TitleGenome-wide survey for PilR recognition sites of the metal-reducing prokaryote Geobacter sulfurreducens.
Publication TypeJournal Article
Year of Publication2010
AuthorsKrushkal J, Juárez K, Barbe JF, Qu Y, Andrade A, Puljic M, Adkins RM, Lovley DR, Ueki T
Date Published2010 Dec 1
KeywordsBacterial Proteins, Base Sequence, Binding Sites, Conserved Sequence, Ferric Compounds, Fimbriae Proteins, Gene Expression Regulation, Bacterial, Genome, Bacterial, Geobacter, Molecular Sequence Data, Promoter Regions, Genetic, Transcription Factors, Transcription, Genetic

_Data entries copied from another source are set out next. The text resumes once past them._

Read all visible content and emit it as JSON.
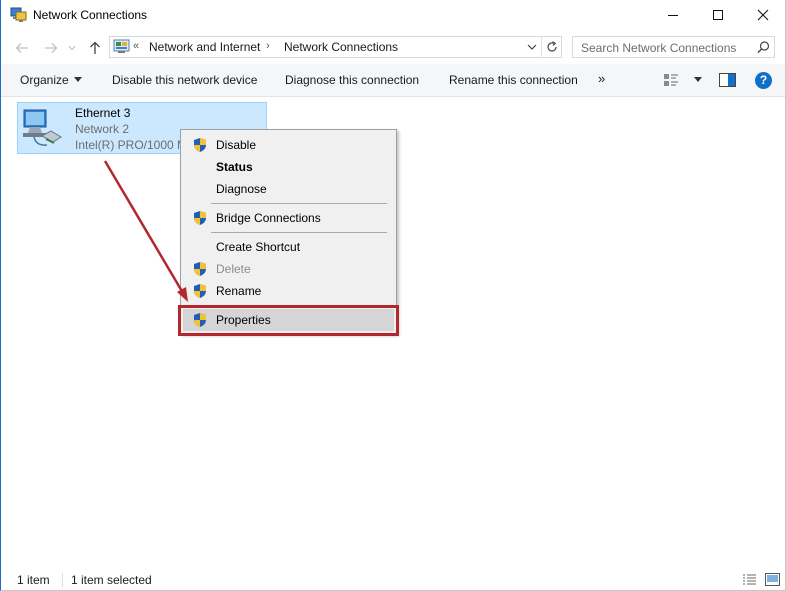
{
  "window": {
    "title": "Network Connections",
    "controls": {
      "minimize_icon": "minimize-icon",
      "maximize_icon": "maximize-icon",
      "close_icon": "close-icon"
    }
  },
  "address": {
    "overflow": "«",
    "breadcrumbs": [
      "Network and Internet",
      "Network Connections"
    ],
    "separator": "›",
    "search_placeholder": "Search Network Connections"
  },
  "commands": {
    "organize": "Organize",
    "disable": "Disable this network device",
    "diagnose": "Diagnose this connection",
    "rename": "Rename this connection",
    "more": "»",
    "help": "?"
  },
  "connection": {
    "name": "Ethernet 3",
    "network": "Network  2",
    "adapter": "Intel(R) PRO/1000 M"
  },
  "context_menu": {
    "items": [
      {
        "label": "Disable",
        "shield": true,
        "bold": false,
        "disabled": false
      },
      {
        "label": "Status",
        "shield": false,
        "bold": true,
        "disabled": false
      },
      {
        "label": "Diagnose",
        "shield": false,
        "bold": false,
        "disabled": false
      },
      {
        "label": "Bridge Connections",
        "shield": true,
        "bold": false,
        "disabled": false
      },
      {
        "label": "Create Shortcut",
        "shield": false,
        "bold": false,
        "disabled": false
      },
      {
        "label": "Delete",
        "shield": true,
        "bold": false,
        "disabled": true
      },
      {
        "label": "Rename",
        "shield": true,
        "bold": false,
        "disabled": false
      },
      {
        "label": "Properties",
        "shield": true,
        "bold": false,
        "disabled": false,
        "highlighted": true
      }
    ]
  },
  "status": {
    "count": "1 item",
    "selected": "1 item selected"
  },
  "colors": {
    "accent": "#1070c8",
    "selection": "#cce8ff",
    "annotation": "#b2282c"
  }
}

Geobacter sulfurreducens is a species from the bacterial family Geobacteraceae, members of which participate in bioenergy production and in environmental bioremediation. G. sulfurreducens pili are electrically conductive and are required for Fe(III) oxide reduction and for optimal current production in microbial fuel cells. PilR is an enhancer binding protein, which is an activator acting together with the alternative sigma factor, RpoN, in transcriptional regulation. Both RpoN and PilR are involved in regulation of expression of the pilA gene, whose product is pilin, a structural component of a pilus. Using bioinformatic approaches, we predicted G. sulfurreducens sequence elements that are likely to be regulated by PilR. The functional importance of the genome region containing a PilR binding site predicted upstream of the pilA gene was experimentally validated. The predicted G. sulfurreducens PilR binding sites are similar to PilR binding sites of Pseudomonas and Moraxella. While the number of predicted PilR-regulated sites did not deviate from that expected by chance, multiple sites were predicted upstream of genes with roles in biosynthesis and function of pili and flagella, in secretory pathways, and in cell wall biogenesis, suggesting the possible involvement of G. sulfurreducens PilR in regulation of production and assembly of pili and flagella.

Alternate JournalGene
PubMed ID20708667